BE’ER SHEVA (JWN and agencies)—Palestinian terrorists continued to launch barrages of rockets and mortar fire at civilian targets in southern Israel, with at least 50 rockets hitting populated areas since Monday night.
The latest attacks came Wednesday morning, when a Russian-made Grad artillery rocket first exploded in a field near Be’er Sheva, causing no casualties no damage. This was followed shortly by three Kassam rockets, which exploded in an open area in the nearby Eshkol region.
The rocket fire continued Wednesday morning, with at least 12 more rockets hitting the Ashkelon Coast and Eshkol Regional Council areas. There were no casualties, but one building was damaged.
Meanwhile, the Iron Dome anti-missile system intercepted a rocket fired at Netivot for the first time on Wednesday. Another rocket, fired during the same barrage, scored a direct hit on a home in the Sdot Negev Regional council, but the family escaped injury, suffering only from shock.
On Tuesday seven rockets landed in the Lachish region and 22 landed in the Negev. Area residents were ordered to stay close to bomb shelters throughout the day.
Late Tuesday night, four border policemen were wounded by shrapnel near Ashkelon, one of them moderately, when a Kassam rocket hit an apartment building.
The Home Front Command instructed the area’s residents to stay very close to shelters and other fortified structures.
As Defense Minister Ehud Barak met with security officials late Tuesday night to consider opens, Israel Air Force planes struck seven terrorist targets in the Gaza Strip in retaliation. Israel is expected to escalate its response to the worst series of attacks in months.
The sudden escalation of terrorist attacks has thrown area residents into an all-too-familiar coping routine. Officials at Sapir College near Sderot canceled a graduation ceremony scheduled for Tuesday evening under threat of the ongoing rocket fire. High school and middle school students began their summer vacation Wednesday.
Elementary schools in the Eshkol Regional Council opened as usual Wednesday, despite the constant rocket fire. However, the Ma’agalim school in the Sdot Negev Council remained closed.
“The government said it would provide us with miguniyot [concrete bomb shelters], but we will be getting them only in September,” lamented Avidan Califa, head of the school’s PTA.
“We won’t be sending our kids to school until a solution is found or calm is restored. The state has yet to come to its senses and hasn’t eradicated the rocket fire,” he said.

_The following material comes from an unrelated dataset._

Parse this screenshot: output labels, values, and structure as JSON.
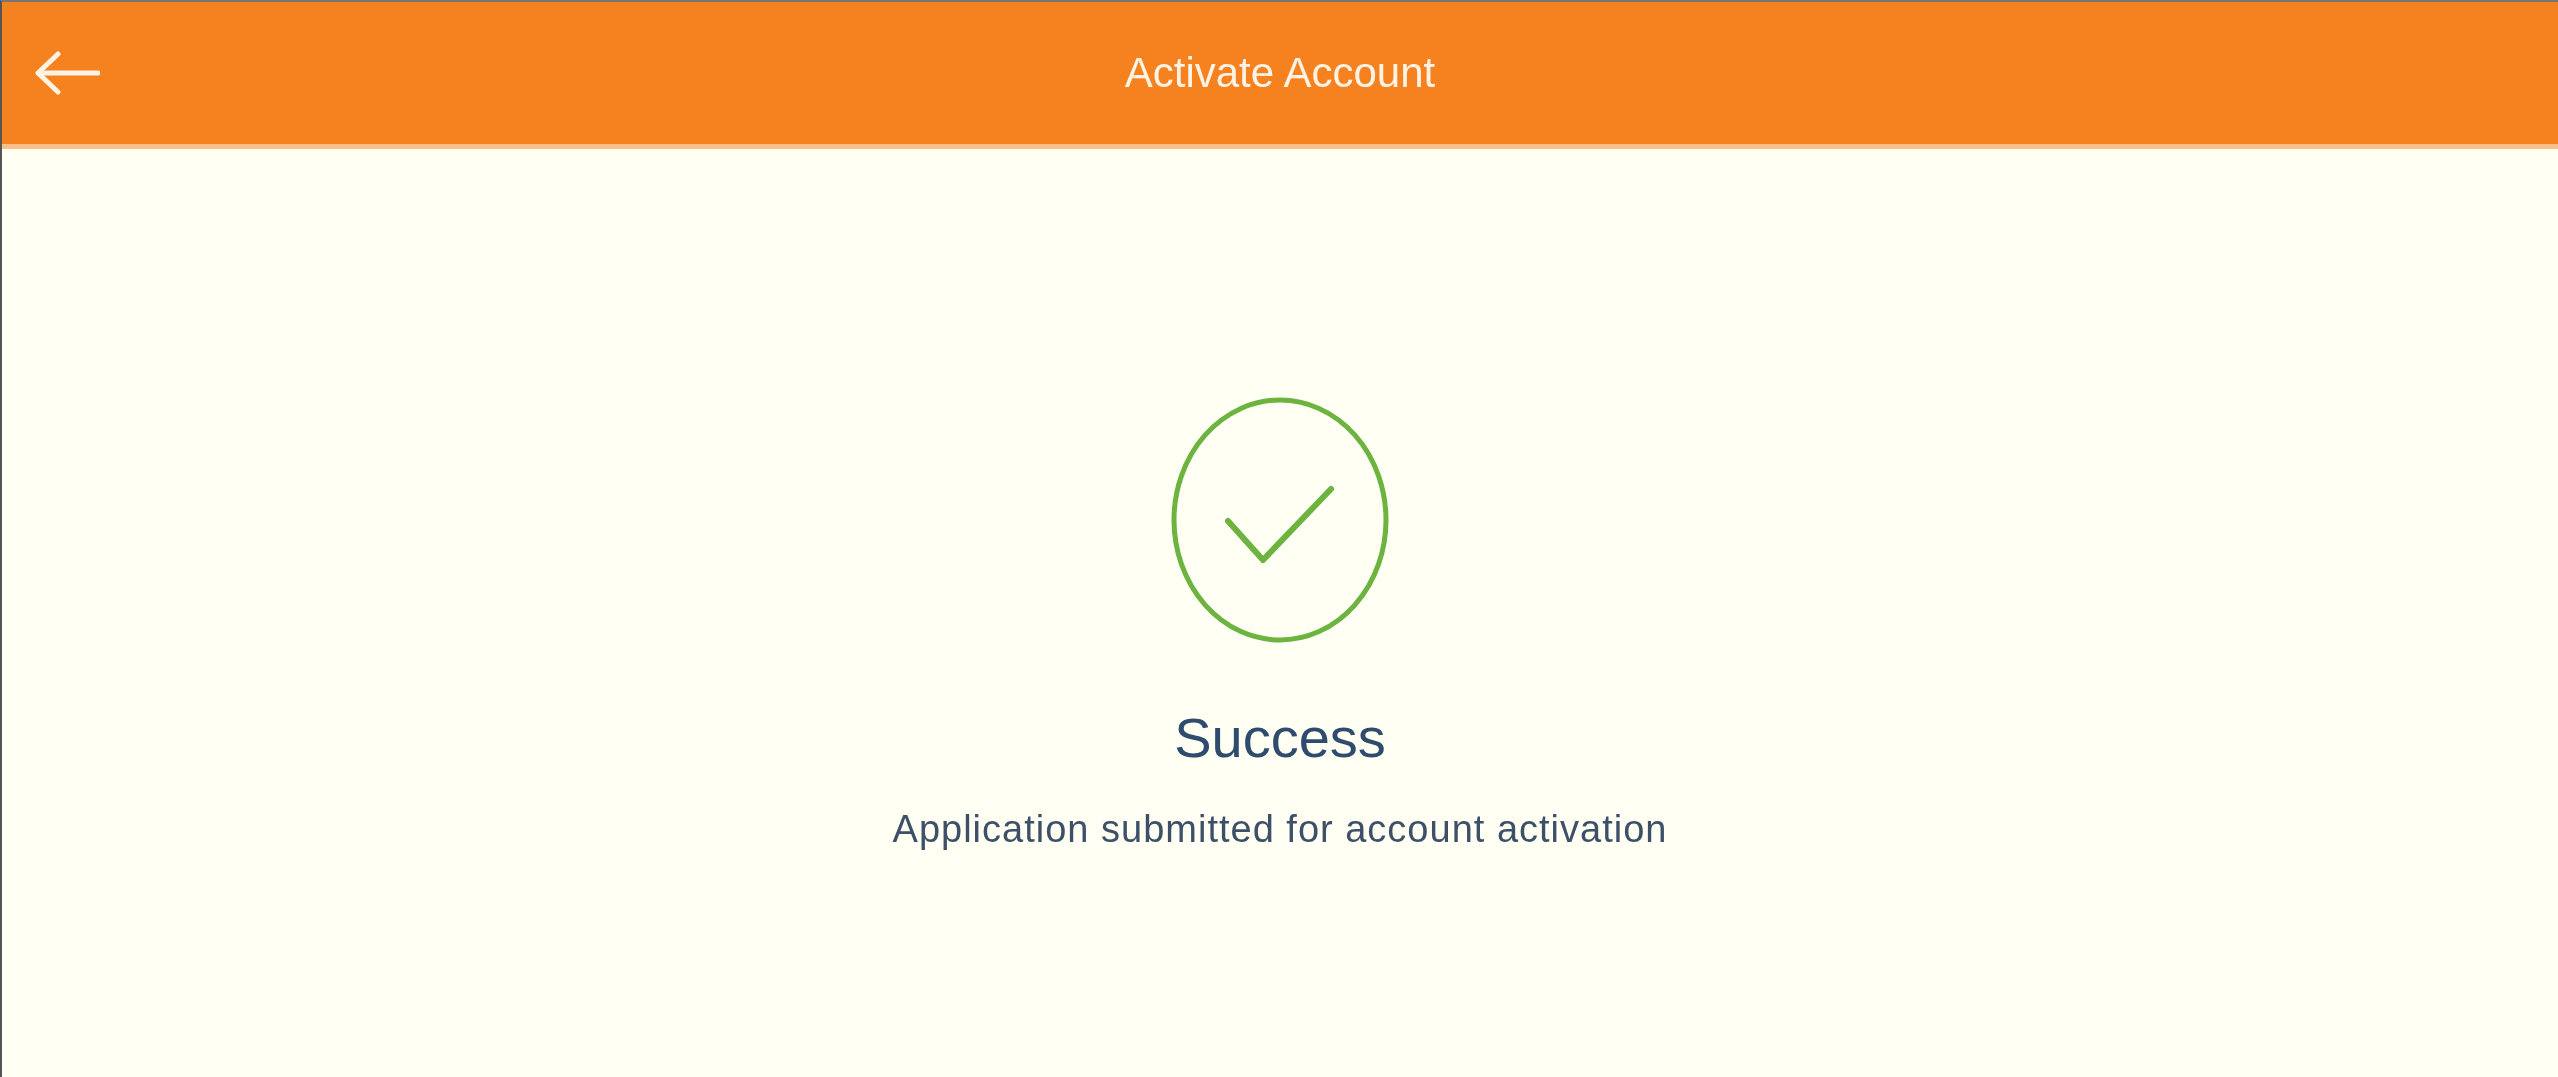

Netivot mother Ya’arit Trabelsi, whose children attend Ma’agalim, said, “We have no choice but to stay at home with them. It’s better this way, because we have a fortified room at home. It’s dangerous to send them to an unfortified school, particularly after a Grad rocket fell close by in the previous round of violence.
“Those who live in the South know that it’s problematic to send our kids to school. They are very afraid,” she said.
“The more things deteriorate, the closer we come to a decision we don’t want to make,” Vice Premier Silvan Shalom told Israel Radio. “The prospect of a ground operation [in the Gaza Strip] shouldn’t frighten us.”
“If this situation escalates, and I hope it won’t, then all options are open,” he said. “They know it. We know it. The international community knows it.”